=== Section Start ===

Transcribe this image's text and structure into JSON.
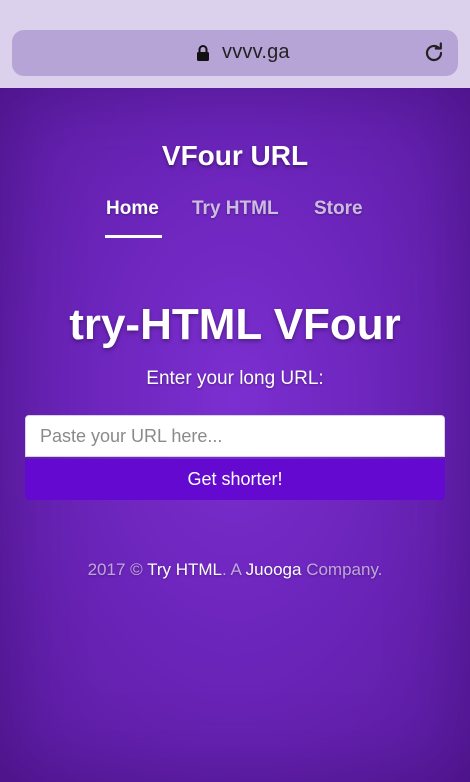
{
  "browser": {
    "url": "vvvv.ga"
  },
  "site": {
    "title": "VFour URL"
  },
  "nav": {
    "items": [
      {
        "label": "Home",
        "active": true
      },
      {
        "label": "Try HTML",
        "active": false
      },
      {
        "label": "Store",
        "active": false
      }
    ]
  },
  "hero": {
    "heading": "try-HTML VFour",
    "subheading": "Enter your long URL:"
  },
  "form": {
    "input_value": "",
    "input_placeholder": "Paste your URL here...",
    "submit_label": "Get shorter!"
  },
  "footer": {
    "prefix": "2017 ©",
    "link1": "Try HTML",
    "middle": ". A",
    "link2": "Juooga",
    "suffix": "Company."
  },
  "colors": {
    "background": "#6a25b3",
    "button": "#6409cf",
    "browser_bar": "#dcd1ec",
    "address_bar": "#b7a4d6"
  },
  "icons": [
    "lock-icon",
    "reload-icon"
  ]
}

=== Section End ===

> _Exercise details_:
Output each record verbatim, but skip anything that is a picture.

> _Problem solution_:
Transcribe this image's text and structure into JSON.
{
  "browser": {
    "url": "vvvv.ga"
  },
  "site": {
    "title": "VFour URL"
  },
  "nav": {
    "items": [
      {
        "label": "Home",
        "active": true
      },
      {
        "label": "Try HTML",
        "active": false
      },
      {
        "label": "Store",
        "active": false
      }
    ]
  },
  "hero": {
    "heading": "try-HTML VFour",
    "subheading": "Enter your long URL:"
  },
  "form": {
    "input_value": "",
    "input_placeholder": "Paste your URL here...",
    "submit_label": "Get shorter!"
  },
  "footer": {
    "prefix": "2017 ©",
    "link1": "Try HTML",
    "middle": ". A",
    "link2": "Juooga",
    "suffix": "Company."
  },
  "colors": {
    "background": "#6a25b3",
    "button": "#6409cf",
    "browser_bar": "#dcd1ec",
    "address_bar": "#b7a4d6"
  },
  "icons": [
    "lock-icon",
    "reload-icon"
  ]
}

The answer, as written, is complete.